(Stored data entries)

___

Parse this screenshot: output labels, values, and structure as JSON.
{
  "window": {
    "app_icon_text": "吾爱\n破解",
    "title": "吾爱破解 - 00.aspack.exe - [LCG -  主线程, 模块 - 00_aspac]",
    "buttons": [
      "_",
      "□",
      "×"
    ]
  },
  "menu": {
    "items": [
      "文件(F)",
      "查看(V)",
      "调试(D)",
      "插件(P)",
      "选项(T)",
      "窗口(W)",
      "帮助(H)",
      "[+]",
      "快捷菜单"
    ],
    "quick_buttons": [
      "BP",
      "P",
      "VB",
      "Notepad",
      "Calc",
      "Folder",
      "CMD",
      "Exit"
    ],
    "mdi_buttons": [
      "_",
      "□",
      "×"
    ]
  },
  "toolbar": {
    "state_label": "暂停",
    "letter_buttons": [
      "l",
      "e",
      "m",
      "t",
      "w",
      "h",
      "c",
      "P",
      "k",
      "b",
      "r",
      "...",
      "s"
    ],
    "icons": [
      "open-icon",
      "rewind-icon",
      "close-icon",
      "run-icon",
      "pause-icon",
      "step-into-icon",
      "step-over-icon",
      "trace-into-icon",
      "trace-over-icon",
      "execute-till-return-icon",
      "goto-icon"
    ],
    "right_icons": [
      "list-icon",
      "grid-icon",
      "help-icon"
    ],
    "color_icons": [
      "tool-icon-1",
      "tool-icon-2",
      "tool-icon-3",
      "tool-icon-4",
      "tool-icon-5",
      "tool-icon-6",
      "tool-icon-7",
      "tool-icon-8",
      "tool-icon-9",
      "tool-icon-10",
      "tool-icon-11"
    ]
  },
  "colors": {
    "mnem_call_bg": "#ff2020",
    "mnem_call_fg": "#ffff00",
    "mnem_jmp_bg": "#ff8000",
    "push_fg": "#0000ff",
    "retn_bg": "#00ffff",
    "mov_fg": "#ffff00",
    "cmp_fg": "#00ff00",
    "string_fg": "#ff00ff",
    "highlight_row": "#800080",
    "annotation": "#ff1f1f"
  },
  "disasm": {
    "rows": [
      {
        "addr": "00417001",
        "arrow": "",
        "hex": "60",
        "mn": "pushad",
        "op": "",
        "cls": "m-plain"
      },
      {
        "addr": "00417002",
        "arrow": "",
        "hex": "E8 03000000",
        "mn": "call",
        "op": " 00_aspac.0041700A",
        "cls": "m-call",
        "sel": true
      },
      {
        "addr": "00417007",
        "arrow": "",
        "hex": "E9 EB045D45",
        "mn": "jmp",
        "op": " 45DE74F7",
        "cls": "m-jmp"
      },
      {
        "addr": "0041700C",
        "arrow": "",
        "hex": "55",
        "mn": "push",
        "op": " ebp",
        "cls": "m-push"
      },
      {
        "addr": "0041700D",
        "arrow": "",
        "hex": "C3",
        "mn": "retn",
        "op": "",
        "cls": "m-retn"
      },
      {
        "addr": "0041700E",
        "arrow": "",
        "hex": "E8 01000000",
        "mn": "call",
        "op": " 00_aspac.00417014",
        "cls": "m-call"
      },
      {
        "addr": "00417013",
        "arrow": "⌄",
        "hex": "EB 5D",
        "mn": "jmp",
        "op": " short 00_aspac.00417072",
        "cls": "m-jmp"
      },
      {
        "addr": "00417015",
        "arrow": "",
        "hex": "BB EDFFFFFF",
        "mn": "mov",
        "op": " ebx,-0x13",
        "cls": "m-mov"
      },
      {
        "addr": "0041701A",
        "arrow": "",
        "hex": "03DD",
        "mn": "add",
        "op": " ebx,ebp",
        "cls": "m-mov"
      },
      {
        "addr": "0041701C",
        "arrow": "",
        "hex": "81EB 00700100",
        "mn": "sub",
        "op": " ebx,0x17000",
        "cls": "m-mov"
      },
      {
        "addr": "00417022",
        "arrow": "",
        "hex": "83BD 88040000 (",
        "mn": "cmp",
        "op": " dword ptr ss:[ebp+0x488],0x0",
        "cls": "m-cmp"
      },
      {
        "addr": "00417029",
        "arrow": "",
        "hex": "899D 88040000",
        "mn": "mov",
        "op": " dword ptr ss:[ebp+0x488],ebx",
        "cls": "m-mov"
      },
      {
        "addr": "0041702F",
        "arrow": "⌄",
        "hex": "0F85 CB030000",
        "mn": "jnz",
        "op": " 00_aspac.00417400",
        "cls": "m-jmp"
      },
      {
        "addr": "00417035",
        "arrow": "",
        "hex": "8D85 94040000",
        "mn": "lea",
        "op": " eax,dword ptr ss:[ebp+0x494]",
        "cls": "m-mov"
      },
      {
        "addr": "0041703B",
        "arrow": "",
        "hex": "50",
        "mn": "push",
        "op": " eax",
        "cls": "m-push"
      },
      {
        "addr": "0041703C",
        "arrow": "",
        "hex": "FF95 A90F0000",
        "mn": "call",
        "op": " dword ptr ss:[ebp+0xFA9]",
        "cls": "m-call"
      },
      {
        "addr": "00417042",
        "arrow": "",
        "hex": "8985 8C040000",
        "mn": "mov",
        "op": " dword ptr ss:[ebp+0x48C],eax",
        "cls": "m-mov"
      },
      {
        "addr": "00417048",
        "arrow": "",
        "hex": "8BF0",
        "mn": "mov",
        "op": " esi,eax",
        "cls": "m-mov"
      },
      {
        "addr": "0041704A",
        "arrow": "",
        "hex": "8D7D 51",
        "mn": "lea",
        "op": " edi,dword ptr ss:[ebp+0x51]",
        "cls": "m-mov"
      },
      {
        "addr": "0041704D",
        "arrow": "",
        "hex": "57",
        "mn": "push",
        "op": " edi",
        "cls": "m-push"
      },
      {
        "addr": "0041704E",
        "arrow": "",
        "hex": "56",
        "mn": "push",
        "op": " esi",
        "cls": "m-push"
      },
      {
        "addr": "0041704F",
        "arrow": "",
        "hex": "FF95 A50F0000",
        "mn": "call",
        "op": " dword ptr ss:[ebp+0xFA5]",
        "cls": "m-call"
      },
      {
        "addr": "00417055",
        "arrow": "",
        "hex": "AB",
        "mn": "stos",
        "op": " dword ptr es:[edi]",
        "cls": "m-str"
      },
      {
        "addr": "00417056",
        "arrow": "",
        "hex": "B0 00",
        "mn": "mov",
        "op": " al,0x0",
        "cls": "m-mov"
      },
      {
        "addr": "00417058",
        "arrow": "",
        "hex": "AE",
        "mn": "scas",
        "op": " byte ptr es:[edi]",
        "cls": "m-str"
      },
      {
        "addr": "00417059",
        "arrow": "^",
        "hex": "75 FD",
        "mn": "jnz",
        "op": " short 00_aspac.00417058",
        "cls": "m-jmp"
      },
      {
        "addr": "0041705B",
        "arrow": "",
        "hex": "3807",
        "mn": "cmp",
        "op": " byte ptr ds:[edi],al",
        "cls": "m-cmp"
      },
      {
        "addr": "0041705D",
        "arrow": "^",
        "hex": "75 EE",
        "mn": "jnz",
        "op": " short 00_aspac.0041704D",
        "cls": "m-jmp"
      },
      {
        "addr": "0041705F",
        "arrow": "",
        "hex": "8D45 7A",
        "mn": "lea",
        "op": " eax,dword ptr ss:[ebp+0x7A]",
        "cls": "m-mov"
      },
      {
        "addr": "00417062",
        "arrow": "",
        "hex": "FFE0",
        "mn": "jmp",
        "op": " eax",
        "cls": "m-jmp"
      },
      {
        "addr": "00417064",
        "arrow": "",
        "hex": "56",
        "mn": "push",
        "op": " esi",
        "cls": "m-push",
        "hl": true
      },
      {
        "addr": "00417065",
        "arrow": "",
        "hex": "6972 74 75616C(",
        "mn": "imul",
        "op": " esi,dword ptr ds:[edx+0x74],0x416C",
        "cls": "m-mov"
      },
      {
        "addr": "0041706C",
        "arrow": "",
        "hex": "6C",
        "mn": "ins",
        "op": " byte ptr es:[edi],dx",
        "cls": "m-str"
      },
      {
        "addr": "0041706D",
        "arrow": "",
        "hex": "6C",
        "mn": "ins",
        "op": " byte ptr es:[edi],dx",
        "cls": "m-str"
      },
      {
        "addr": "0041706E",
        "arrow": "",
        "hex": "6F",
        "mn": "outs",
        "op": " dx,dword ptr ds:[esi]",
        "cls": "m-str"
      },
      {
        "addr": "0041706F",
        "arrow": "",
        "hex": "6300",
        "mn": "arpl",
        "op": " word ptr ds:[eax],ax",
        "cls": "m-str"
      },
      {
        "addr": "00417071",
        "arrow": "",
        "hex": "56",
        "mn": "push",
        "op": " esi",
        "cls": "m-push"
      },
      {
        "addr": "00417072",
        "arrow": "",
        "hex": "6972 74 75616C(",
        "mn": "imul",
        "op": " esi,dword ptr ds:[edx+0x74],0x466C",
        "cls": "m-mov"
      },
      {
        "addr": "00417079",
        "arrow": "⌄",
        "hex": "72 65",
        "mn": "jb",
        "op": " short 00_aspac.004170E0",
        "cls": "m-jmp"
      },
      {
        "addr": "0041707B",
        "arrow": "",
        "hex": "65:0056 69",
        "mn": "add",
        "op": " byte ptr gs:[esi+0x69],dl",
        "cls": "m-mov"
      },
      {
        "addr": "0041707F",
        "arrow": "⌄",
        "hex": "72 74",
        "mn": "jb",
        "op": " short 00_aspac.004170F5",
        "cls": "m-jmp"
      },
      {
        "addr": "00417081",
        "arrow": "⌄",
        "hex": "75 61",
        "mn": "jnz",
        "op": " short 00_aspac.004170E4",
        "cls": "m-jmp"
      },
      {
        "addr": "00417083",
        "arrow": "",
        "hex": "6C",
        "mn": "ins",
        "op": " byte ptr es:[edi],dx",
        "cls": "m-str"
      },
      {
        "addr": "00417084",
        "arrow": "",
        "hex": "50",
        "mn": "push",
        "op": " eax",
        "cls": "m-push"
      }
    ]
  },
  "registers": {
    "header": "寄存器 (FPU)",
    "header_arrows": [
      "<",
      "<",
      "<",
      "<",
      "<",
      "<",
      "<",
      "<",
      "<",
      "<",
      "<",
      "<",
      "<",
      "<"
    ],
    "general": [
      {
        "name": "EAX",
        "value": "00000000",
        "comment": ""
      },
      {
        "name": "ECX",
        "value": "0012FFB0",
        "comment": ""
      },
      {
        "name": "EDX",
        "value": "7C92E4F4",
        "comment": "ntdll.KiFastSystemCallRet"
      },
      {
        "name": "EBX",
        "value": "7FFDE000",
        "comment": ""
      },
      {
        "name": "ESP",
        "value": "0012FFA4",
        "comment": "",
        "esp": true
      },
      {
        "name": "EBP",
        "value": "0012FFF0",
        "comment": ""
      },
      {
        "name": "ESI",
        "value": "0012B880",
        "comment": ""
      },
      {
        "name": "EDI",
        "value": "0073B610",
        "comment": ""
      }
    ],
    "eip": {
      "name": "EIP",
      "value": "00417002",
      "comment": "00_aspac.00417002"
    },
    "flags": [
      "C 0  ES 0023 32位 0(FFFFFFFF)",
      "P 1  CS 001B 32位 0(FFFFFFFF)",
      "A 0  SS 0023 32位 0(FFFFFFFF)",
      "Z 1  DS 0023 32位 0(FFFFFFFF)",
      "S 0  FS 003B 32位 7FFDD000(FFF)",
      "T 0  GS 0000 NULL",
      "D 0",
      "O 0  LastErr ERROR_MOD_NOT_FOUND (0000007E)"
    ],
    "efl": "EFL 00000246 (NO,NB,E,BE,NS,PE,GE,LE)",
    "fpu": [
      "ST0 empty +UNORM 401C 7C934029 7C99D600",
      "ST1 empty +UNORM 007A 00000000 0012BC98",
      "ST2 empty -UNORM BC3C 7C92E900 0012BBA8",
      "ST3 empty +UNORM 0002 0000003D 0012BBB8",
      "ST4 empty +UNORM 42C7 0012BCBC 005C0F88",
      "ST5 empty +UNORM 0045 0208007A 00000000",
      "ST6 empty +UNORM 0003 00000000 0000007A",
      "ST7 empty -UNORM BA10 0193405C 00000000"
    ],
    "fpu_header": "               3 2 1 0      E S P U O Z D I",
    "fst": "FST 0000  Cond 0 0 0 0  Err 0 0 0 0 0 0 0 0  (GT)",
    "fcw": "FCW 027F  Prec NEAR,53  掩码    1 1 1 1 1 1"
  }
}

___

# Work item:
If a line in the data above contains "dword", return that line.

# Written solution:
        "op": " dword ptr ss:[ebp+0x488],0x0",
        "op": " dword ptr ss:[ebp+0x488],ebx",
        "op": " eax,dword ptr ss:[ebp+0x494]",
        "op": " dword ptr ss:[ebp+0xFA9]",
        "op": " dword ptr ss:[ebp+0x48C],eax",
        "op": " edi,dword ptr ss:[ebp+0x51]",
        "op": " dword ptr ss:[ebp+0xFA5]",
        "op": " dword ptr es:[edi]",
        "op": " eax,dword ptr ss:[ebp+0x7A]",
        "op": " esi,dword ptr ds:[edx+0x74],0x416C",
        "op": " dx,dword ptr ds:[esi]",
        "op": " esi,dword ptr ds:[edx+0x74],0x466C",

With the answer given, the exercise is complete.